Social Protection in Jamaica: Strengths and Limitations of Its Redistributive Mechanisms
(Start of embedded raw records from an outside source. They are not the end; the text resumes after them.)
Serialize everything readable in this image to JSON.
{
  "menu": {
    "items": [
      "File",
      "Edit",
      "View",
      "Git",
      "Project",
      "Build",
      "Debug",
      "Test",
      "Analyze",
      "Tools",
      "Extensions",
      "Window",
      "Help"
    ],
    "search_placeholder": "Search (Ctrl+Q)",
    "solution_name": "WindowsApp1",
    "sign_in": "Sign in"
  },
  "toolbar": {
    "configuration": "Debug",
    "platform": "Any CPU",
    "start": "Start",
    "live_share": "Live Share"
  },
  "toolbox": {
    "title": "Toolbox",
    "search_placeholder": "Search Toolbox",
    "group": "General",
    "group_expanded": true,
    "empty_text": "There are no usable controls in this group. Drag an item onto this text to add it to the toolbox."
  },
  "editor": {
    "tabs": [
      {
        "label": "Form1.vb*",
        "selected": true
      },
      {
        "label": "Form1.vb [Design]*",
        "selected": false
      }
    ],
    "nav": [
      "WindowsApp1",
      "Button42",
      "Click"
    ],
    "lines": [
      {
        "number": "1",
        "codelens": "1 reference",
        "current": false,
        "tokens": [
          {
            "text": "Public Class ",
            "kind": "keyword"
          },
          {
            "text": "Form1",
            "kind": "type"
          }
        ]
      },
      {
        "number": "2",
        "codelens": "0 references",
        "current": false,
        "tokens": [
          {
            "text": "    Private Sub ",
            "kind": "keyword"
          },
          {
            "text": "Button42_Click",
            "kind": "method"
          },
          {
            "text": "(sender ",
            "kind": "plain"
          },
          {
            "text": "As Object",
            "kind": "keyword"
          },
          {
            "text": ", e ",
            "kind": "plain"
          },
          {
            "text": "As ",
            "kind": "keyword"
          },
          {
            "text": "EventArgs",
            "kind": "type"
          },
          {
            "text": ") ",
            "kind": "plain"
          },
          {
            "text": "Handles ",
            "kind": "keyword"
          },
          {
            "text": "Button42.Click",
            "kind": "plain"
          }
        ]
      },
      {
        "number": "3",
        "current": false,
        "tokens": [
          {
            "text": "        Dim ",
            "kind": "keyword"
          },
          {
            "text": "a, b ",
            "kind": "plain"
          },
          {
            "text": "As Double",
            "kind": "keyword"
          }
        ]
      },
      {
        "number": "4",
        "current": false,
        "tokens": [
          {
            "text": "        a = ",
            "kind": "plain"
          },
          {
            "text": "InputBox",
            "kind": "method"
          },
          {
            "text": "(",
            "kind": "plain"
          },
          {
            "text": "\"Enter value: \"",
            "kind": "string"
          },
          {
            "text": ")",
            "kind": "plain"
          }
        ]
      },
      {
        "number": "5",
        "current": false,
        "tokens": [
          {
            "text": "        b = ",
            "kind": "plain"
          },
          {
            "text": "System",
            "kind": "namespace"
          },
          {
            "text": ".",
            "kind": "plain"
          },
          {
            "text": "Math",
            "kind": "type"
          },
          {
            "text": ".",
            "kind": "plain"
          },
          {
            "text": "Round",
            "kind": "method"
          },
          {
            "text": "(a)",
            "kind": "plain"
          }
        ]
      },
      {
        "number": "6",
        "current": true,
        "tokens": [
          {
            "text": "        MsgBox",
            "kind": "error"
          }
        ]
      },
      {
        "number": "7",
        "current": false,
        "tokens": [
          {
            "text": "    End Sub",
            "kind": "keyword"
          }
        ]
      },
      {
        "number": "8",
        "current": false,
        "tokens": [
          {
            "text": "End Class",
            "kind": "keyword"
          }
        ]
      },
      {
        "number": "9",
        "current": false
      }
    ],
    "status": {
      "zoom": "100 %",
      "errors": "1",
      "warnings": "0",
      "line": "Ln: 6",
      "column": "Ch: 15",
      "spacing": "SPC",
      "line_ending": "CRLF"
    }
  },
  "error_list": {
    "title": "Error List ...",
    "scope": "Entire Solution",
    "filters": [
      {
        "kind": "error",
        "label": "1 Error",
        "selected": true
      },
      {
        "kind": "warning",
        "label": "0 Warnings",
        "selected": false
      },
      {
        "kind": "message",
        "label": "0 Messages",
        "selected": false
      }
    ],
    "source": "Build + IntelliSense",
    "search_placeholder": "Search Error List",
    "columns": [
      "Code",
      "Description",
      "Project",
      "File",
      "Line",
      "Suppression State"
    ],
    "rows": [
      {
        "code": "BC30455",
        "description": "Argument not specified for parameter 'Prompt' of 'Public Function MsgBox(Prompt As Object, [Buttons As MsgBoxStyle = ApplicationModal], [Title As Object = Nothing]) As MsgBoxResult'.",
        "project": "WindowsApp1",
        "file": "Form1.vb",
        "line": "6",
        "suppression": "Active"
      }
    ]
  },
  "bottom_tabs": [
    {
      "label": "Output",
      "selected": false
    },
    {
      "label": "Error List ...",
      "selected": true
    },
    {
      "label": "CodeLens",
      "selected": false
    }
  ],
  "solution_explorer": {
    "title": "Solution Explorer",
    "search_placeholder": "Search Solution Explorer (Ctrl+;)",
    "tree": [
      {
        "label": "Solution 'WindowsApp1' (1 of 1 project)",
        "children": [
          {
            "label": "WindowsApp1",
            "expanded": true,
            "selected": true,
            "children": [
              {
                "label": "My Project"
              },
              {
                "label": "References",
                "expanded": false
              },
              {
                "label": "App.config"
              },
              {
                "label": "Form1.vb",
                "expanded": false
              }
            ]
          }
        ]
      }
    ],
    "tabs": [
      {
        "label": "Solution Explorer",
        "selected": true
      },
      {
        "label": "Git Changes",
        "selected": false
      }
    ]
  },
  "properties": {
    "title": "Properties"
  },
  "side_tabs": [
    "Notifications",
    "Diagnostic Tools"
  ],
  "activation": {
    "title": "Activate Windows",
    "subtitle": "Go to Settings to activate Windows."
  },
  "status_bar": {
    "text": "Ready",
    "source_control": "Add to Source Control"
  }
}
This paper explores how social protection in Jamaica helps reduce inequality through redistributive mechanisms, and the effects on company and worker behavior, labor market segmentation and productivity. For that purpose, it analyzes the main social protection programs, including contributory programs, the national health program and the main poverty alleviation program. The analysis finds that Jamaica has a fragmented social protection system, with some elements favoring redistribution and others hindering it. Costs associated with formality result in few direct benefits for formal workers and high cross-subsidization of informality, acting as an implicit tax on formal private-sector employment. Furthermore, Jamaica has a national insurance scheme with low coverage due to high informality and a highly regressive government pension scheme. Universal health coverage and the poverty alleviation program facilitate redistribution by focusing benefits on lower-income quintiles. Jamaica’s social protection architecture has a direct impact on social outcomes, as well as productivity and the rule of law, and a comprehensive analysis is key to its improvement.